Friday, August 21, 2015
Author Advice: About that Boxed Set that pays only in exposure
I should be editing my novel which is due to the editor in the next few days, but why do that when I can procrastinate? So hi! Go put some Nutella on a spoon (my poison of choice) and let's talk about boxed sets!
Indie boxed sets blew up in a big way in 2014. For a while, they were the easiest of easy buttons when it came to hitting the USAT and NYT bestseller lists. You got a group of authors together, a good concept, a hot cover and you marketed the hell out of it and BOOM you had the sales numbers to be a bestseller.
Plus, at times, lots of money.
How do I know this? Well, here's my personal background with boxed sets: I've been the brains behind boxed sets and I've been the follower getting schooled on how to git'r done. I've 'lettered' three times with boxed sets. I've been in boxed sets that made well over six figures, leaving the authors with five figures in profit each. And I've been in relative flops that barely earned me $500. (Comme ci, comme ca. Le sigh.)
I have applicable experience, is what I'm saying.
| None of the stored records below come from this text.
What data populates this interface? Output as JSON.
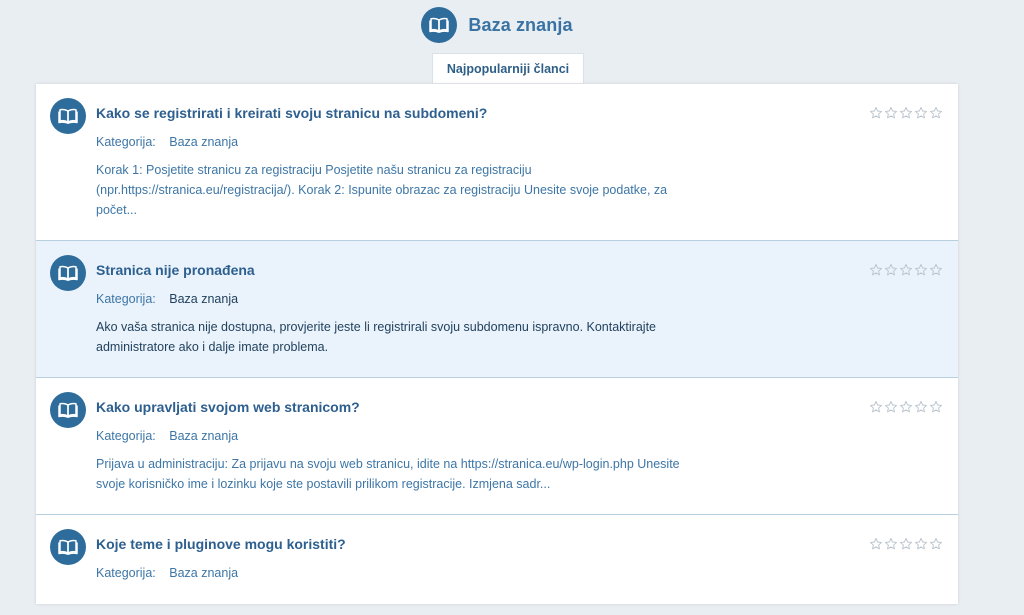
{
  "header": {
    "title": "Baza znanja",
    "icon": "book-open-icon"
  },
  "tab": {
    "label": "Najpopularniji članci"
  },
  "articles": [
    {
      "title": "Kako se registrirati i kreirati svoju stranicu na subdomeni?",
      "category_label": "Kategorija:",
      "category_value": "Baza znanja",
      "excerpt": "Korak 1: Posjetite stranicu za registraciju Posjetite našu stranicu za registraciju (npr.https://stranica.eu/registracija/).   Korak 2: Ispunite obrazac za registraciju Unesite svoje podatke, za počet...",
      "rating": 0,
      "highlighted": false
    },
    {
      "title": "Stranica nije pronađena",
      "category_label": "Kategorija:",
      "category_value": "Baza znanja",
      "excerpt": "Ako vaša stranica nije dostupna, provjerite jeste li registrirali svoju subdomenu ispravno. Kontaktirajte administratore ako i dalje imate problema.",
      "rating": 0,
      "highlighted": true
    },
    {
      "title": "Kako upravljati svojom web stranicom?",
      "category_label": "Kategorija:",
      "category_value": "Baza znanja",
      "excerpt": "Prijava u administraciju:   Za prijavu na svoju web stranicu, idite na https://stranica.eu/wp-login.php  Unesite svoje korisničko ime i lozinku koje ste postavili prilikom registracije.   Izmjena sadr...",
      "rating": 0,
      "highlighted": false
    },
    {
      "title": "Koje teme i pluginove mogu koristiti?",
      "category_label": "Kategorija:",
      "category_value": "Baza znanja",
      "excerpt": "",
      "rating": 0,
      "highlighted": false
    }
  ],
  "colors": {
    "accent": "#2e6c9c",
    "title": "#2d5f8f",
    "link": "#3d76a6",
    "highlight_bg": "#eaf3fb",
    "page_bg": "#e9eef2"
  }
}
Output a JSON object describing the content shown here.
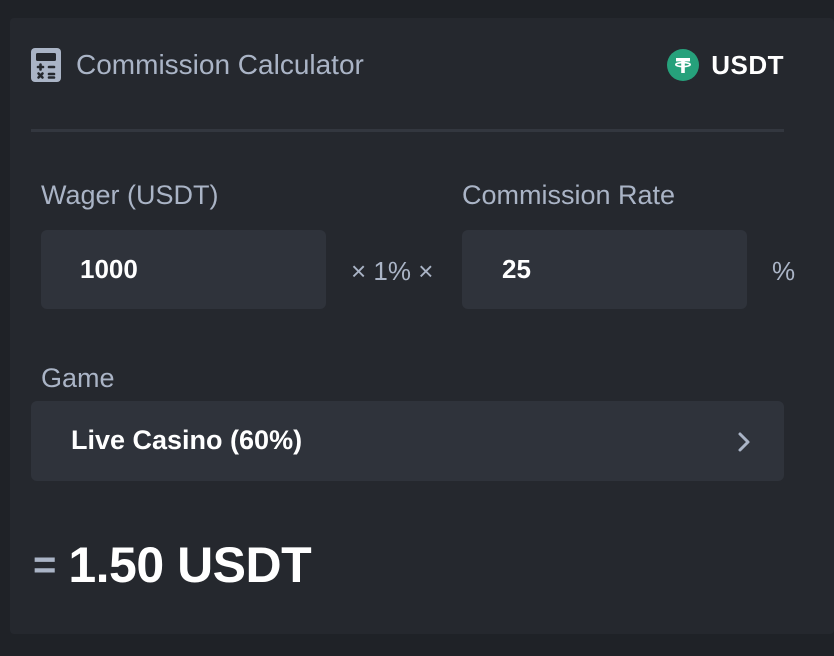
{
  "header": {
    "title": "Commission Calculator",
    "icon": "calculator-icon",
    "currency": "USDT",
    "currency_icon": "tether-icon",
    "currency_color": "#26a17b"
  },
  "wager": {
    "label": "Wager (USDT)",
    "value": "1000"
  },
  "multiplier_text": "× 1% ×",
  "commission": {
    "label": "Commission Rate",
    "value": "25",
    "unit": "%"
  },
  "game": {
    "label": "Game",
    "selected": "Live Casino (60%)",
    "icon": "chevron-right-icon"
  },
  "result": {
    "equals": "=",
    "value": "1.50 USDT"
  },
  "colors": {
    "background": "#1f2227",
    "card": "#25282e",
    "field": "#2f333b",
    "muted_text": "#aab4c6",
    "text": "#ffffff"
  }
}
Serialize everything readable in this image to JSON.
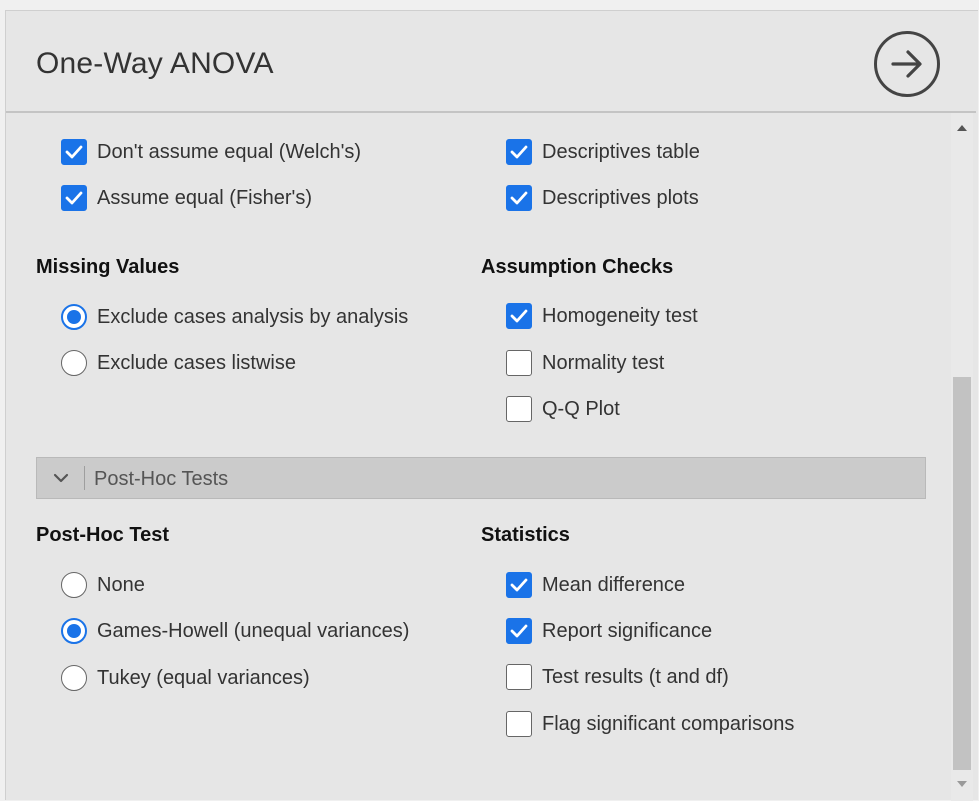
{
  "header": {
    "title": "One-Way ANOVA"
  },
  "variances": {
    "welch": {
      "label": "Don't assume equal (Welch's)",
      "checked": true
    },
    "fisher": {
      "label": "Assume equal (Fisher's)",
      "checked": true
    }
  },
  "additional": {
    "desc_table": {
      "label": "Descriptives table",
      "checked": true
    },
    "desc_plots": {
      "label": "Descriptives plots",
      "checked": true
    }
  },
  "missing": {
    "heading": "Missing Values",
    "options": [
      {
        "label": "Exclude cases analysis by analysis",
        "selected": true
      },
      {
        "label": "Exclude cases listwise",
        "selected": false
      }
    ]
  },
  "assumptions": {
    "heading": "Assumption Checks",
    "options": [
      {
        "label": "Homogeneity test",
        "checked": true
      },
      {
        "label": "Normality test",
        "checked": false
      },
      {
        "label": "Q-Q Plot",
        "checked": false
      }
    ]
  },
  "posthoc_section": {
    "label": "Post-Hoc Tests",
    "expanded": true
  },
  "posthoc": {
    "heading": "Post-Hoc Test",
    "options": [
      {
        "label": "None",
        "selected": false
      },
      {
        "label": "Games-Howell (unequal variances)",
        "selected": true
      },
      {
        "label": "Tukey (equal variances)",
        "selected": false
      }
    ]
  },
  "statistics": {
    "heading": "Statistics",
    "options": [
      {
        "label": "Mean difference",
        "checked": true
      },
      {
        "label": "Report significance",
        "checked": true
      },
      {
        "label": "Test results (t and df)",
        "checked": false
      },
      {
        "label": "Flag significant comparisons",
        "checked": false
      }
    ]
  },
  "colors": {
    "accent": "#1a73e8",
    "panel_bg": "#e6e6e6",
    "section_bar": "#cbcbcb"
  },
  "icons": {
    "run": "arrow-right-circle-icon",
    "collapse": "chevron-down-icon"
  }
}
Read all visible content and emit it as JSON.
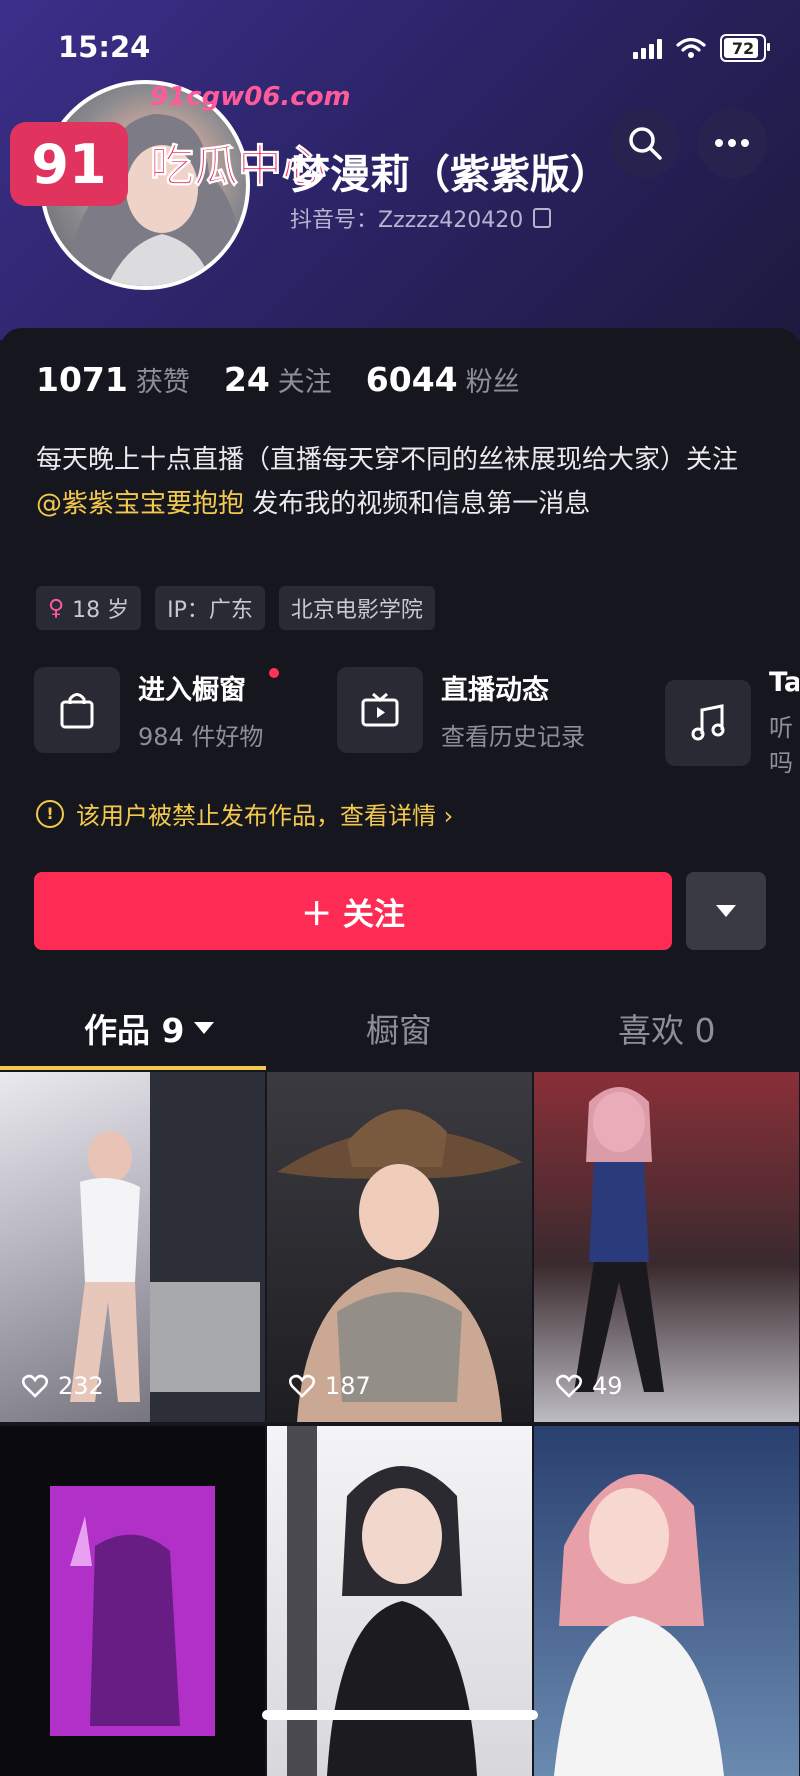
{
  "status": {
    "time": "15:24",
    "battery": "72"
  },
  "watermark": {
    "badge": "91",
    "url": "91cgw06.com",
    "title": "吃瓜中心"
  },
  "profile": {
    "name": "梦漫莉（紫紫版）",
    "handle": "抖音号：Zzzzz420420"
  },
  "stats": [
    {
      "value": "1071",
      "label": "获赞"
    },
    {
      "value": "24",
      "label": "关注"
    },
    {
      "value": "6044",
      "label": "粉丝"
    }
  ],
  "bio": {
    "line_before": "每天晚上十点直播（直播每天穿不同的丝袜展现给大家）关注 ",
    "mention": "@紫紫宝宝要抱抱",
    "line_after": " 发布我的视频和信息第一消息"
  },
  "tags": {
    "age": "18 岁",
    "ip": "IP：广东",
    "school": "北京电影学院"
  },
  "features": [
    {
      "title": "进入橱窗",
      "sub": "984 件好物",
      "icon": "bag-icon"
    },
    {
      "title": "直播动态",
      "sub": "查看历史记录",
      "icon": "tv-icon"
    },
    {
      "title": "Ta",
      "sub": "听吗",
      "icon": "music-icon"
    }
  ],
  "notice": "该用户被禁止发布作品，查看详情 ›",
  "follow_label": "＋ 关注",
  "tabs": {
    "works": "作品 9",
    "shop": "橱窗",
    "likes": "喜欢 0"
  },
  "thumbs": [
    {
      "likes": "232"
    },
    {
      "likes": "187"
    },
    {
      "likes": "49"
    },
    {
      "likes": ""
    },
    {
      "likes": ""
    },
    {
      "likes": ""
    }
  ],
  "colors": {
    "accent": "#fe2c55",
    "gold": "#f2c94c",
    "bg": "#16161f"
  }
}
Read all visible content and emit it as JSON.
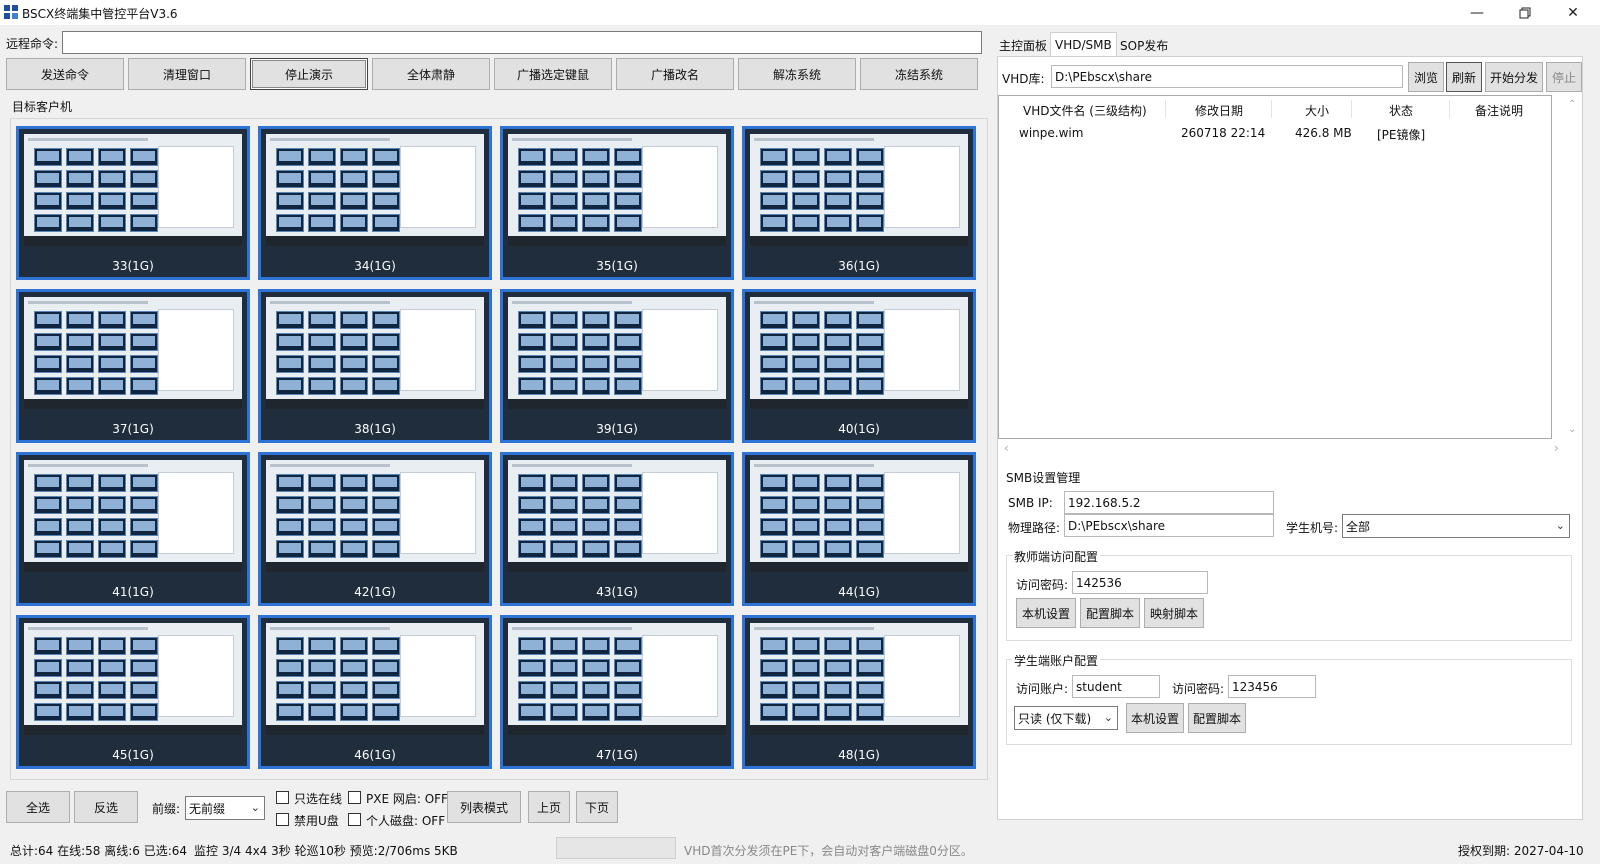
{
  "window": {
    "title": "BSCX终端集中管控平台V3.6"
  },
  "remote": {
    "label": "远程命令:",
    "value": ""
  },
  "toolbar": [
    "发送命令",
    "清理窗口",
    "停止演示",
    "全体肃静",
    "广播选定键鼠",
    "广播改名",
    "解冻系统",
    "冻结系统"
  ],
  "section": {
    "target_clients": "目标客户机"
  },
  "clients": [
    "33(1G)",
    "34(1G)",
    "35(1G)",
    "36(1G)",
    "37(1G)",
    "38(1G)",
    "39(1G)",
    "40(1G)",
    "41(1G)",
    "42(1G)",
    "43(1G)",
    "44(1G)",
    "45(1G)",
    "46(1G)",
    "47(1G)",
    "48(1G)"
  ],
  "bottom": {
    "select_all": "全选",
    "invert": "反选",
    "prefix_label": "前缀:",
    "prefix_value": "无前缀",
    "only_online": "只选在线",
    "pxe_wake": "PXE 网启: OFF",
    "disable_usb": "禁用U盘",
    "personal_disk": "个人磁盘: OFF",
    "list_mode": "列表模式",
    "prev_page": "上页",
    "next_page": "下页"
  },
  "status": {
    "counts": "总计:64 在线:58 离线:6 已选:64",
    "monitor": "监控 3/4 4x4 3秒 轮巡10秒 预览:2/706ms 5KB",
    "hint": "VHD首次分发须在PE下，会自动对客户端磁盘0分区。",
    "license": "授权到期: 2027-04-10"
  },
  "right": {
    "tabs": [
      "主控面板",
      "VHD/SMB",
      "SOP发布"
    ],
    "vhd_label": "VHD库:",
    "vhd_path": "D:\\PEbscx\\share",
    "buttons": [
      "浏览",
      "刷新",
      "开始分发",
      "停止"
    ],
    "table": {
      "headers": [
        "VHD文件名 (三级结构)",
        "修改日期",
        "大小",
        "状态",
        "备注说明"
      ],
      "rows": [
        {
          "name": "winpe.wim",
          "date": "260718 22:14",
          "size": "426.8 MB",
          "status": "[PE镜像]",
          "note": ""
        }
      ]
    },
    "smb": {
      "title": "SMB设置管理",
      "ip_label": "SMB IP:",
      "ip_value": "192.168.5.2",
      "path_label": "物理路径:",
      "path_value": "D:\\PEbscx\\share",
      "student_label": "学生机号:",
      "student_value": "全部"
    },
    "teacher": {
      "title": "教师端访问配置",
      "pwd_label": "访问密码:",
      "pwd_value": "142536",
      "buttons": [
        "本机设置",
        "配置脚本",
        "映射脚本"
      ]
    },
    "student": {
      "title": "学生端账户配置",
      "acct_label": "访问账户:",
      "acct_value": "student",
      "pwd_label": "访问密码:",
      "pwd_value": "123456",
      "mode_value": "只读 (仅下载)",
      "buttons": [
        "本机设置",
        "配置脚本"
      ]
    }
  }
}
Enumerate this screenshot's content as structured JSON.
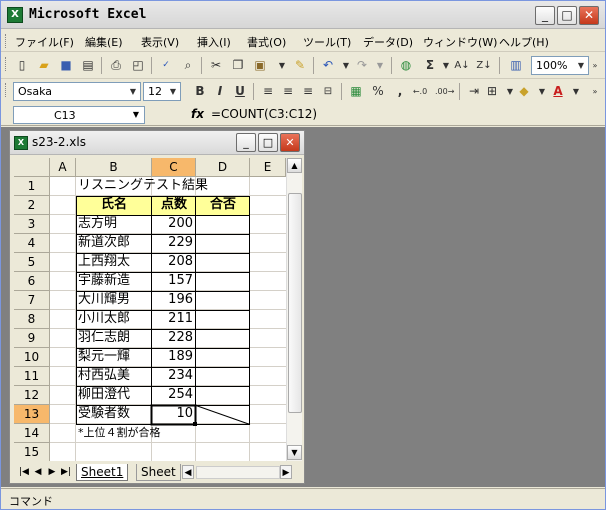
{
  "window": {
    "title": "Microsoft Excel",
    "minimize": "_",
    "maximize": "□",
    "close": "✕"
  },
  "menu": {
    "items": [
      "ファイル(F)",
      "編集(E)",
      "表示(V)",
      "挿入(I)",
      "書式(O)",
      "ツール(T)",
      "データ(D)",
      "ウィンドウ(W)",
      "ヘルプ(H)"
    ]
  },
  "toolbar": {
    "zoom": "100%"
  },
  "format": {
    "font": "Osaka",
    "size": "12",
    "bold": "B",
    "italic": "I",
    "underline": "U",
    "percent": "%",
    "comma": ","
  },
  "formula_bar": {
    "name_box": "C13",
    "fx": "fx",
    "formula": "=COUNT(C3:C12)"
  },
  "workbook": {
    "file_name": "s23-2.xls",
    "columns": [
      "A",
      "B",
      "C",
      "D",
      "E"
    ],
    "rows": [
      "1",
      "2",
      "3",
      "4",
      "5",
      "6",
      "7",
      "8",
      "9",
      "10",
      "11",
      "12",
      "13",
      "14",
      "15"
    ],
    "title": "リスニングテスト結果",
    "headers": {
      "name": "氏名",
      "score": "点数",
      "pass": "合否"
    },
    "records": [
      {
        "name": "志方明",
        "score": "200"
      },
      {
        "name": "新道次郎",
        "score": "229"
      },
      {
        "name": "上西翔太",
        "score": "208"
      },
      {
        "name": "宇藤新造",
        "score": "157"
      },
      {
        "name": "大川輝男",
        "score": "196"
      },
      {
        "name": "小川太郎",
        "score": "211"
      },
      {
        "name": "羽仁志朗",
        "score": "228"
      },
      {
        "name": "梨元一輝",
        "score": "189"
      },
      {
        "name": "村西弘美",
        "score": "234"
      },
      {
        "name": "柳田澄代",
        "score": "254"
      }
    ],
    "count_label": "受験者数",
    "count_value": "10",
    "note": "*上位４割が合格",
    "sheet_tabs": [
      "Sheet1",
      "Sheet"
    ]
  },
  "status": {
    "text": "コマンド"
  }
}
Which is why I'd like to bend your ear.
Even though many boxes never lettered, it seemed almost ridiculously easy once you'd been in one that had. The math was rather reliable in terms of the amount spent on ads, price points that moved copies, the volume of synchronized marketing required and how that all fed into the amount of books sold.
However, as more and more authors jumped into boxed sets, the market became saturated. As if that wasn't bad enough, Kindle Unlimited also began skewing rank as well as visibility and the NYT started 'overlooking' boxed sets more often than not. The easy street to an author's alphabet had closed by early 2015.
Boxed sets aren't extinct, though. Not by a long shot. They will forever be useful tools for reaching new readers and providing some extra revenue authors may not otherwise see. (And they can still become bestsellers, it's just not as predictable now.)
But there are boxed sets that don't benefit authors and I want to take a minute to talk about those.
Beware the boxed set that doesn't pay authors. I'm seeing more and more of these 'offers' that pay only in exposure. Or they give you a couple bucks and the balance is paid in exposure.
For authors who don't yet know how rank relates to earnings, these boxed sets may be tempting. Which is why they even exist. They're capturing authors who don't know better.
I want you to know better.
If you give away one of your stories to these exposure bundles and it ranks at 200 in the Amazon store for quite some time, you just lost out on four figures. How's that exposure feeling now?
Believe it or not, every boxed set I've ever done, I've made money AND benefited from exposure. You don't have to give up one to have the other. Everyone can and should win.
Know that you can make $10,000, $20,000, $30,000 or more on a huge breakout hit boxed set. You can make ~$500 on one that kind of flops.
Don't give away your work. Exposure boxed sets are not going to deliver anything you can't do yourself. They are not a short cut. They do not benefit authors.
If you're tempted to jump into one of these exposure only sets, interpret the urge as a sign that you're behind the curve on learning the ins and outs of marketing. Authors who know how to market don't need to give their stories away.
Money flows toward the writer and exposure is NOT money.
Some exceptions to the 'no money boxed sets are bad' philosophy:
1. Charity boxed sets, but be sure you can verify the money went to the charity and be aware the person donating gets one hell of a tax write off which is a financial benefit you will not see.
2.Boxed sets that serve other cooperative goals. Such as building a mailing list that everyone benefits from.